Afrofuturism exists as an intellectual platform for building vast, imaginative worlds, but it also fosters real, physical spaces that nurture Black creative expression. From artistic collectives formed during the Black Arts Movement of the ’60s and ’70s, to various musical, artistic, and dance communities that developed during the hip-hop of the 70s and 80s, to the formation of the Black Rock Coalition in the 80s and 90s, building real communities has been an essential element of Afrofuturism and its growth as a cultural movement.
Cultural critic Amiri Baraka (1934-2014) wrote extensively about the emerging jazz avant-garde of the 1960s, detailing the rise of “New Black Music.” Baraka noted the traditional African forms and “blues impulses” of this music, but highlighted its abstract and metaphysical qualities.
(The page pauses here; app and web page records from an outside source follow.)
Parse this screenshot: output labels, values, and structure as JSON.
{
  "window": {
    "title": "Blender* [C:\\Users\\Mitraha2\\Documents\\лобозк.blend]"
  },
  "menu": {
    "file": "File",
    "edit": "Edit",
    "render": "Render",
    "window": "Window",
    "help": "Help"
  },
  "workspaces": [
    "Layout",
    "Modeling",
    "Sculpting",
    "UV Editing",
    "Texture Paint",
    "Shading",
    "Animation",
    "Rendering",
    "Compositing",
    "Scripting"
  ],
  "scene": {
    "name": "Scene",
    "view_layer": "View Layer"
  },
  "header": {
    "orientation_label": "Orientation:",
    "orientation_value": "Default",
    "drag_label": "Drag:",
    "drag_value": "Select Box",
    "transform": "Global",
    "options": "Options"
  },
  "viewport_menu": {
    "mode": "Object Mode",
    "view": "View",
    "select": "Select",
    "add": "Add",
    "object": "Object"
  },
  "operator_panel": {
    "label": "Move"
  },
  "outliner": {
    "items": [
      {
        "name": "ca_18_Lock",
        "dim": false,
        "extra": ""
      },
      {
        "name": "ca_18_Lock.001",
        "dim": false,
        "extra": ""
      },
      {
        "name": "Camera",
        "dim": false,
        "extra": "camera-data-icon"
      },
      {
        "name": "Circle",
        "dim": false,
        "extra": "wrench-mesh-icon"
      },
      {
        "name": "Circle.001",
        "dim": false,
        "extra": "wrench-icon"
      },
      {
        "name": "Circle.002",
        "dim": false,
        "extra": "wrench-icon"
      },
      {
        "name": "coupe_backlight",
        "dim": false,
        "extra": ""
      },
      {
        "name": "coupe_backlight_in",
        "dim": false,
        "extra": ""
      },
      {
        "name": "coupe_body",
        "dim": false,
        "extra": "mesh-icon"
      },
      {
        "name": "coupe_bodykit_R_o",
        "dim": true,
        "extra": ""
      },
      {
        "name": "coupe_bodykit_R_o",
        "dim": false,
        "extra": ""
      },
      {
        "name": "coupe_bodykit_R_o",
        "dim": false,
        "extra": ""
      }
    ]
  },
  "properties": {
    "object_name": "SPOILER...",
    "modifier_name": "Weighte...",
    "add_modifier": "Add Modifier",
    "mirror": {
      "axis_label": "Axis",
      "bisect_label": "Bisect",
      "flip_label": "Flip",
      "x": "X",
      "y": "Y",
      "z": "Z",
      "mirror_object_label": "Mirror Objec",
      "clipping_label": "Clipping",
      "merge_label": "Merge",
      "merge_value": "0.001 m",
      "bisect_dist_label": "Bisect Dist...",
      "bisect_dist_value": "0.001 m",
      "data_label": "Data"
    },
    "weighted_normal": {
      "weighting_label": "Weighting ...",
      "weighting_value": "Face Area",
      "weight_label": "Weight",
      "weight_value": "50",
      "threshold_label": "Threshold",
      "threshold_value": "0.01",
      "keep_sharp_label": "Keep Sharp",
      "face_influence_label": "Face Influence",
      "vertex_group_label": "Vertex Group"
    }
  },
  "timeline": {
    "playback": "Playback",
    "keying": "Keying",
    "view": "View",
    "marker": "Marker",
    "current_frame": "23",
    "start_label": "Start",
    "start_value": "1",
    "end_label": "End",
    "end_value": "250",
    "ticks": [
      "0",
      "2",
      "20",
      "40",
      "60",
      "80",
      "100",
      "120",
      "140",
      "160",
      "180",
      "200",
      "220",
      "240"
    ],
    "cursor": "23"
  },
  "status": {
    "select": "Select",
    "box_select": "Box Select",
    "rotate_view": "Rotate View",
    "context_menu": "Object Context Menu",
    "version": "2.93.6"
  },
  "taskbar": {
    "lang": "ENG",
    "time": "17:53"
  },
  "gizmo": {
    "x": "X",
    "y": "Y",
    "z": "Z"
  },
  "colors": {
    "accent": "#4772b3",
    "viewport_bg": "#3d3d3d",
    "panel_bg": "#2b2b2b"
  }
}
This emergent free jazz movement sought new directions in sound and style and distinguished itself from its predecessors by an openness to the avant-garde and to new technologies, like the electronic fusion jazz popularized by Miles Davis.
Electric Jazz: Synthesizers
Miles Davis and members of his performing group expanded their sound by using synthesizers
Electric Jazz: Electric Valve
Miles Davis’s Electric Valve Instrument gave the trumpeter even more musical sounds to choose from while touring and recording in the 1980s.
Made up of celebrated authors, activists, and artists such as Amiri Baraka, Audre Lorde, Maya Angelou, and Nikki Giovanni, the Black Arts Movement (BAM) represented the Black avant-garde in the post-civil rights era. The artistic side of the Black Power Movement, BAM was the second great renaissance of radical Black expression following the Harlem Renaissance of the 1920s. Producing works that examined the full spectrum of Black identity, BAM helped define the Black aesthetic by creating a cultural dialogue between African ancestral traditions and modern approaches to dance, literature, and art.
By the late 1960s, Chicago’s South Side had one of the most eclectic and vibrant jazz scenes in the country. Brimming with avant-garde artists, including the members of the African Commune of Bad Relevant Artists (AFRICobra), Chicago was home to the Association for the Advancement of Creative Musicians (AACM), a musical and cooperative organization designed to “promote, foster, and nurture Black creatives and artists."